B.A., Judaic Studies, 2006
M.A., Judaic Studies, 2008
Director, National Institutional Giving at Anti-Defamation League (ADL)
Describe your job responsibilities:
As the Director of National Institutional Giving at ADL, I oversee a team that raises financial support from institutional donors, primarily private and family foundations. ADL uses the funds to advance its 105-year-old mission to stop the defamation of the Jewish people and secure justice and fair treatment for all.
What is the most rewarding part of your work?
Nonprofit development is a role that sits at the intersection of big-picture, blue-sky thinking about programmatic impact, and tactical, strategic work required to attract and secure donations. I love that my job enables me to bring these two skill sets together, and in my ten years of nonprofit experience, there has been no more rewarding place to do so than ADL. On any given day, I am afforded the opportunity to speak with prospective supporters about how their gift will help fight anti-Semitism, monitor extremists, provide anti-bias and bullying prevention training to teachers, help law enforcement manage their implicit bias, and protect civil rights for all.
Tell us about studying at the Frankel Center:
I grew up in a Catholic family in a town not far from Ann Arbor where I didn’t really know anyone Jewish or have much familiarity with Judaism. Despite being a bit of an outsider, my own interest in religion, spirituality and history led me to take a few courses through the Frankel Center in my early years on campus. When I decided to focus on Judaic Studies, the Frankel Center warmly embraced me. I was fortunate to have the added benefit of staying at the Frankel Center for my Master’s degree, which allowed me to go deeper in my studies before entering the workforce.
How did your education at the Frankel Center for Judaic Studies prepare you for your current job?

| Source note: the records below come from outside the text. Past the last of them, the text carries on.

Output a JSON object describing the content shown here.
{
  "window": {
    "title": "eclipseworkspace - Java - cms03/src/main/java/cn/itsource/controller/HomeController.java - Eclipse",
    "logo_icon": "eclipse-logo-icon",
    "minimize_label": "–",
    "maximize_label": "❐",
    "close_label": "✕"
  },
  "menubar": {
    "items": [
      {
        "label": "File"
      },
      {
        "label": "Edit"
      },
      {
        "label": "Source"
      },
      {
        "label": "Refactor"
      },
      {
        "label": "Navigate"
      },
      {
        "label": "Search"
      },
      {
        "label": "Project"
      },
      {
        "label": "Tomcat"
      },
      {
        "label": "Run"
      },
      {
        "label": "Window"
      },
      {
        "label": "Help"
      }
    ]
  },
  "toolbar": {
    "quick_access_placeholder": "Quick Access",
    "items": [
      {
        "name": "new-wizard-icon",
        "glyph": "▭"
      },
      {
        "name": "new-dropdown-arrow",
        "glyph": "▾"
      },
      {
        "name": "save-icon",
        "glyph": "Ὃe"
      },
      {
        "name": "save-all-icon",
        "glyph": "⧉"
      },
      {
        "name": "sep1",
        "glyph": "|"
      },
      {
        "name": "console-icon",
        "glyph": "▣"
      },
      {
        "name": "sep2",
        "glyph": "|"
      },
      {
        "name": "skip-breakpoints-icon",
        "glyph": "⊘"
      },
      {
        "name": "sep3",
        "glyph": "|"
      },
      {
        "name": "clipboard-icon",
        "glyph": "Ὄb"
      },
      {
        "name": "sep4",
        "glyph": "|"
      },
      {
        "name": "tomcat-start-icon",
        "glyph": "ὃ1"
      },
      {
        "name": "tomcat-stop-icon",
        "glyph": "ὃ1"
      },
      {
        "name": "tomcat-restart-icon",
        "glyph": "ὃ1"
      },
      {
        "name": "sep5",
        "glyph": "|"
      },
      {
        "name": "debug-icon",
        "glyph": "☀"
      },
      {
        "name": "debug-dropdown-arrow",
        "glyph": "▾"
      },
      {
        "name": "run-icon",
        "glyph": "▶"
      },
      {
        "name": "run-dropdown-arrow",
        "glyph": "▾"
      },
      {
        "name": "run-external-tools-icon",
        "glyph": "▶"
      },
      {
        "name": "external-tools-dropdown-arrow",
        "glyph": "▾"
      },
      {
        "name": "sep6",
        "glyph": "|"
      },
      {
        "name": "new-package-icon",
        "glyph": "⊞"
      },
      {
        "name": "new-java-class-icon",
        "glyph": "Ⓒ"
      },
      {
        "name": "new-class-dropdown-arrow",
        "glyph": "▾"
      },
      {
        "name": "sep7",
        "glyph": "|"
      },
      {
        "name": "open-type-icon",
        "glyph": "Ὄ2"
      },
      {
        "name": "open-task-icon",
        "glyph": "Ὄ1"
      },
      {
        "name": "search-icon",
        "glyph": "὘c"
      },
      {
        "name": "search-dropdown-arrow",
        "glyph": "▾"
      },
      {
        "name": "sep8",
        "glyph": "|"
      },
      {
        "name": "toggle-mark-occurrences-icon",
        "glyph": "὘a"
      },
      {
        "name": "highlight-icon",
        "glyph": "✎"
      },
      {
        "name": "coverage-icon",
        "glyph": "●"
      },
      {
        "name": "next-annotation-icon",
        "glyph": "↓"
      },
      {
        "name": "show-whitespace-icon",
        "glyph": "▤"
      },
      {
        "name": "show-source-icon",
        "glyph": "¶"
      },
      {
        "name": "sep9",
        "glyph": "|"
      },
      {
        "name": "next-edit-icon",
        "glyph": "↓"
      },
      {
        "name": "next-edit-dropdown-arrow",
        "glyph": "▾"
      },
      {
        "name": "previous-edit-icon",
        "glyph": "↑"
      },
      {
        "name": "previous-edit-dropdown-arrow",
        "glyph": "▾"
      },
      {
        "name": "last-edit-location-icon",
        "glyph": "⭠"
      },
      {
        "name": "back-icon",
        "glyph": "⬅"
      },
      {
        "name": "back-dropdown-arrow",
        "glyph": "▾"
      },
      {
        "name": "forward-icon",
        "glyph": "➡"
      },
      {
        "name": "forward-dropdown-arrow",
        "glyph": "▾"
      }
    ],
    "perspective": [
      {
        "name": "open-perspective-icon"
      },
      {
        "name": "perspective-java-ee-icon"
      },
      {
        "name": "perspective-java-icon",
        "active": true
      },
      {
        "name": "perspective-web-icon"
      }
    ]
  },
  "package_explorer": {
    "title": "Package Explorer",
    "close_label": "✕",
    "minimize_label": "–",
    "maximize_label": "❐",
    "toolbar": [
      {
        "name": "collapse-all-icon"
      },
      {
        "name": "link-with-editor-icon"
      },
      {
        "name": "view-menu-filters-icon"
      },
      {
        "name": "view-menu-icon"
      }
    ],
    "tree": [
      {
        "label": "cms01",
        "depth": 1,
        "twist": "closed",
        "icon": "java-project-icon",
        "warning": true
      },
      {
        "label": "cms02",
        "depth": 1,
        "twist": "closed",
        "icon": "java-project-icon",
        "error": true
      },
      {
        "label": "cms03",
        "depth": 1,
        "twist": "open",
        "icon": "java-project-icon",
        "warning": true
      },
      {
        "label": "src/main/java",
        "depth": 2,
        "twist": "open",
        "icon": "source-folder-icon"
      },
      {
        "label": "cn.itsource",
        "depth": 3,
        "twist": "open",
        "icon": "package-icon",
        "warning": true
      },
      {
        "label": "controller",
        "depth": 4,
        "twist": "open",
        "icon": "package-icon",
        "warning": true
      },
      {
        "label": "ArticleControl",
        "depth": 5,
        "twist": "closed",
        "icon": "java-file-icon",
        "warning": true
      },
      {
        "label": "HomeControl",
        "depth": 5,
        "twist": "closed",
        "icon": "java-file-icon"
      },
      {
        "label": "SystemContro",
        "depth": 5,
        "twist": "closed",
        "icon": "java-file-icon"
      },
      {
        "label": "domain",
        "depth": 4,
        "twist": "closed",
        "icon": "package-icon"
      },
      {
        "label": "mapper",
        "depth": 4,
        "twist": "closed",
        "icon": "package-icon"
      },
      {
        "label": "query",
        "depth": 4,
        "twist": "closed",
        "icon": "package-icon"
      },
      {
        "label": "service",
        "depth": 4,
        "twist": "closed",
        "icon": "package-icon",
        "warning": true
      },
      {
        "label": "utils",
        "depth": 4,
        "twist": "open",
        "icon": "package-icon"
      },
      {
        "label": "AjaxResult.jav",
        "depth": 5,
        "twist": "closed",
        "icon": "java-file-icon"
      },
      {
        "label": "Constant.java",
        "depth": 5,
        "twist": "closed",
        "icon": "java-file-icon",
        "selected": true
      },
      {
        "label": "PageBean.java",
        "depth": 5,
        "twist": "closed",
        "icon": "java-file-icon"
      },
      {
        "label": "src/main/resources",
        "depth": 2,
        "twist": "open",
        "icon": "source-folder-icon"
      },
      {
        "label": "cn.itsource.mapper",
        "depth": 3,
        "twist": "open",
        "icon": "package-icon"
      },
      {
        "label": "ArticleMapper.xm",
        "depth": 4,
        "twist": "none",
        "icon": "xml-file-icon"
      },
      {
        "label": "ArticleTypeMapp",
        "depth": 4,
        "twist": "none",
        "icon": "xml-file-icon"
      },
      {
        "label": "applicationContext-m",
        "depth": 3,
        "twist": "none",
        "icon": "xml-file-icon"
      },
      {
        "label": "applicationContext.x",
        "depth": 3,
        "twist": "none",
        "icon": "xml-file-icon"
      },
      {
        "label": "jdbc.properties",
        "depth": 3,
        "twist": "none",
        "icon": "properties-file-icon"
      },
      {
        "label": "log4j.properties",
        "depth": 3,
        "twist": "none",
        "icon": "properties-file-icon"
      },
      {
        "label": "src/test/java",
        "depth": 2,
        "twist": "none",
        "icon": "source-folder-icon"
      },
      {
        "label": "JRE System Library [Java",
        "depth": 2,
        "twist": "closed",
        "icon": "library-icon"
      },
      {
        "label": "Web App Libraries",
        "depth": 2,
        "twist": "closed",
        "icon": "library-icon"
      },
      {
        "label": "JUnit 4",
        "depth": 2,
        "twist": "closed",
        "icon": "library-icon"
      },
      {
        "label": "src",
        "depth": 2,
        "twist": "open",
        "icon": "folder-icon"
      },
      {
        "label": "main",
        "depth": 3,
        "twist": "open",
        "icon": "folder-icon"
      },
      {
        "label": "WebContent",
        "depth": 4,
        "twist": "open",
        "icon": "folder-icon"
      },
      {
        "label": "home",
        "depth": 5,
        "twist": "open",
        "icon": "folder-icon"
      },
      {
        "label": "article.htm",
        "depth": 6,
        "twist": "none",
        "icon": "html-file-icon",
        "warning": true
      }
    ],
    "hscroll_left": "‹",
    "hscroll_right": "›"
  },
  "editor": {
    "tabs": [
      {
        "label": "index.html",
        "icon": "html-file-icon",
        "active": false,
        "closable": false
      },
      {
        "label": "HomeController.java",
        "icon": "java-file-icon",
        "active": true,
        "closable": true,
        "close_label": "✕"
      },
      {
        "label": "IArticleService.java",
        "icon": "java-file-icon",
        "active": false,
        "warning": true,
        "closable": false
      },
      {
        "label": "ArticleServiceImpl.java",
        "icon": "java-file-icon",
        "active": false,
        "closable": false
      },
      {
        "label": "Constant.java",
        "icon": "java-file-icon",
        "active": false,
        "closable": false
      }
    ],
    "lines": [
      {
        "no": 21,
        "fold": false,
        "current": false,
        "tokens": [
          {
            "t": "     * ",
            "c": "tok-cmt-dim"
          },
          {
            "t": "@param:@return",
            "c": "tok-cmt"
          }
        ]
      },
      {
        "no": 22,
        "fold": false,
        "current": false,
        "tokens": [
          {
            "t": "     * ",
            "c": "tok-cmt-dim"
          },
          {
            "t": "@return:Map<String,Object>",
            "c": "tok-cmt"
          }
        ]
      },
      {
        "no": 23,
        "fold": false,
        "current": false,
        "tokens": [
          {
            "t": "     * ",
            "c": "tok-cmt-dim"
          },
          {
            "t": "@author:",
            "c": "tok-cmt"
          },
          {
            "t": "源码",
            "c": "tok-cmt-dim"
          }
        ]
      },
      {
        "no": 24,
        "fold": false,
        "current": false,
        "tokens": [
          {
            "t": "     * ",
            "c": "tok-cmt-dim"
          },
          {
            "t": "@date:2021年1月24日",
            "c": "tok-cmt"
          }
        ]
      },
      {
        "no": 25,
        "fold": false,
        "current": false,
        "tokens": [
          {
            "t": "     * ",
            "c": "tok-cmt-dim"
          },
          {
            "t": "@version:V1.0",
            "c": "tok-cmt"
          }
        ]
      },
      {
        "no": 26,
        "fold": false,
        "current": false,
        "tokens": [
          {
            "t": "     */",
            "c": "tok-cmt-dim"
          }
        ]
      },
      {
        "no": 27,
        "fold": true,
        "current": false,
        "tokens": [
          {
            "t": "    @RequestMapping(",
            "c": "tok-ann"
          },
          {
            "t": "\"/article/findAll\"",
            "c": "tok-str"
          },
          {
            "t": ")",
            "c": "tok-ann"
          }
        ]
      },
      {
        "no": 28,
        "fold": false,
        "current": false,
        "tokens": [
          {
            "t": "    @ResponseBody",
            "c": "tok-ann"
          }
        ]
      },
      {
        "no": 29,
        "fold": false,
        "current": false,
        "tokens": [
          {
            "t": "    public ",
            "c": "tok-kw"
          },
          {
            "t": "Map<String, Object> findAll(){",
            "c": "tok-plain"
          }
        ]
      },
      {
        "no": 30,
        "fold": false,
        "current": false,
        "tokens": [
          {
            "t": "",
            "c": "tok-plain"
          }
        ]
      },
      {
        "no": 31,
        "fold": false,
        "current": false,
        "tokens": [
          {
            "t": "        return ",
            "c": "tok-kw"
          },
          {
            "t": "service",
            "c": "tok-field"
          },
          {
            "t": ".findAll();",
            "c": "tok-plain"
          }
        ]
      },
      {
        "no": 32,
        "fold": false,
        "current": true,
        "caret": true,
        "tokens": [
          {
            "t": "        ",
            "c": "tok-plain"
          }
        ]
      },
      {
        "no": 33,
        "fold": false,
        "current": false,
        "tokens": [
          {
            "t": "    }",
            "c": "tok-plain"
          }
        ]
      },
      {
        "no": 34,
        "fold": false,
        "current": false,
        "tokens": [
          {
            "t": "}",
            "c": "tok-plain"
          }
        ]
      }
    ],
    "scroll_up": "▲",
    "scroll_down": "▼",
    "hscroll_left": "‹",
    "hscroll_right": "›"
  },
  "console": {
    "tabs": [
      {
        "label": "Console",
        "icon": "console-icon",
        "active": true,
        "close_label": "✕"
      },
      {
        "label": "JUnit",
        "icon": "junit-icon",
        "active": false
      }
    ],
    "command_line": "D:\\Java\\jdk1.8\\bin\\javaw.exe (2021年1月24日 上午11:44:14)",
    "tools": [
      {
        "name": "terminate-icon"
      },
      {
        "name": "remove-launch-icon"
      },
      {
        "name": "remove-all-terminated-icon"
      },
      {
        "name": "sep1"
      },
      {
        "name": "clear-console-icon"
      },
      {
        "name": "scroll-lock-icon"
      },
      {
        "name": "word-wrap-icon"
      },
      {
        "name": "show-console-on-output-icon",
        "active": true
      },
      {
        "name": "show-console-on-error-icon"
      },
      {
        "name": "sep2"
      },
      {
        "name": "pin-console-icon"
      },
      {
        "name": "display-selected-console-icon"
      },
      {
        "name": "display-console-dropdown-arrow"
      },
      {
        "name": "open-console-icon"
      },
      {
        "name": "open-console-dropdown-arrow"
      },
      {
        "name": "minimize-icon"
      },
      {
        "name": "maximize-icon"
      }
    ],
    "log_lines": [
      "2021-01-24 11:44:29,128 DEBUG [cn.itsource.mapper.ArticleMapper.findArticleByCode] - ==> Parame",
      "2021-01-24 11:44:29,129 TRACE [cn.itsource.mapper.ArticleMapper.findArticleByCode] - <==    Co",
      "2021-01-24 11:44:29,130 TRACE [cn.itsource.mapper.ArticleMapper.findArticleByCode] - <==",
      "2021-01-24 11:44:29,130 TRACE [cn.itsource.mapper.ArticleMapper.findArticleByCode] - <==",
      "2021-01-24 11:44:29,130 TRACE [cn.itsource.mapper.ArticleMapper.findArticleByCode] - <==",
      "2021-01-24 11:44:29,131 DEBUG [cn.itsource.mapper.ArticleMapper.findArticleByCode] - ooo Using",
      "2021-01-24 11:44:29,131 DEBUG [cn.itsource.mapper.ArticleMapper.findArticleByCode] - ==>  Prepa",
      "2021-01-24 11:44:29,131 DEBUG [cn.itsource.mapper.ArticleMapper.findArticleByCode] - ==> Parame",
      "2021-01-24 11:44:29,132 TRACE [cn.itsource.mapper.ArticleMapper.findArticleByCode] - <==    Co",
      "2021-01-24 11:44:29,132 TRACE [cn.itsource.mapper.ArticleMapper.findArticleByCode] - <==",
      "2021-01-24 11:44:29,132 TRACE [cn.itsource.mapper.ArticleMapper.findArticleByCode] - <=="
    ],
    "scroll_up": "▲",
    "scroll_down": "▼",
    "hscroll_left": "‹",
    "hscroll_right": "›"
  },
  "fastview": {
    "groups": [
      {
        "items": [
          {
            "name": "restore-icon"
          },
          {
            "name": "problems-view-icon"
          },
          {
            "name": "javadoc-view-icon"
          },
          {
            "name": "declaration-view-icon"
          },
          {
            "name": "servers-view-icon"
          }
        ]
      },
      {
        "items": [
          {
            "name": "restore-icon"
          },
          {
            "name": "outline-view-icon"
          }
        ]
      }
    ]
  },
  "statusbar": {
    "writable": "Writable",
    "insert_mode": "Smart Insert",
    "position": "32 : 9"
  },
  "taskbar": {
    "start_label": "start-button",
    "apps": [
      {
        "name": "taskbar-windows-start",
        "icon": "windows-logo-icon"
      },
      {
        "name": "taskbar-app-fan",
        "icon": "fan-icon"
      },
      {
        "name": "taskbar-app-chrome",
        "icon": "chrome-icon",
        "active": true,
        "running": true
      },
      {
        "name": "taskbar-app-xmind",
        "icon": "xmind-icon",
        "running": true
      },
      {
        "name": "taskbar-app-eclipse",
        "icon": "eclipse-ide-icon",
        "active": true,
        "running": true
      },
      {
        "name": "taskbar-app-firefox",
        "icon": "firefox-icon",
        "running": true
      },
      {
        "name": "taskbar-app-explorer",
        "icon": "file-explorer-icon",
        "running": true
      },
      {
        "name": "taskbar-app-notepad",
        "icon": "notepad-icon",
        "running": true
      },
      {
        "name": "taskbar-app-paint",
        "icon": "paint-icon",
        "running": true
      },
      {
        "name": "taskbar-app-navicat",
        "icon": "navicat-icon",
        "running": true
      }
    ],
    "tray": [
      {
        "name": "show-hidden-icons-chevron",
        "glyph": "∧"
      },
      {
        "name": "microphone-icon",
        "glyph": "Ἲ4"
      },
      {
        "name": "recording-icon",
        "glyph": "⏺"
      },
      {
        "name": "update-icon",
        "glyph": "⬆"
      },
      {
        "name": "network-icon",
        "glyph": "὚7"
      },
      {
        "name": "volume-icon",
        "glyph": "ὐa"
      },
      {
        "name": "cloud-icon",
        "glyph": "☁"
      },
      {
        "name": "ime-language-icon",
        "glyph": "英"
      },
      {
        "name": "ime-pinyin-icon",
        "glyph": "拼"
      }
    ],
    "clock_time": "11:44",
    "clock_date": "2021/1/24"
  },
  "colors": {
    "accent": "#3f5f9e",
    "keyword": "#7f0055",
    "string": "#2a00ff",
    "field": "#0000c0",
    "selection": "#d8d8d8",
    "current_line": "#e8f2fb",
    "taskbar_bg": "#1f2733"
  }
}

I use my Judaic Studies education every single day in my job, and have for the majority of my career. In working in a number of Jewish nonprofits over the years (including ADL, 92nd Street Y, and American Jewish World Service), I have consistently leveraged the knowledge of Jewish history and culture that I gained at U-M to advance those organizations’ missions and, in particular, to understand how aspects of Jewish identity can motivate philanthropic giving. I feel that an education from the Frankel Center provides a strong foundation for nonprofit service.
Who are some of the UM professors who inspired you?
I was extremely fortunate to have Professor Deborah Dash Moore as my advisor in college and graduate school, and learned so much from her. I also enjoyed classes with Anita Norich and Todd Endelman.
What advice would you give to students who are considering studying Judaic Studies?
Whether it’s just a single course, a minor, a major, or a graduate degree, pursuing Judaic Studies at the Frankel Center will almost certainly guarantee that you will become a more critical thinker, which is a crucial skill in today’s economy. Get to know your professors and your peers, and take advantage of the rich intellectual environment that the Frankel Center creates for its students by attending talks that take you outside your area of interest.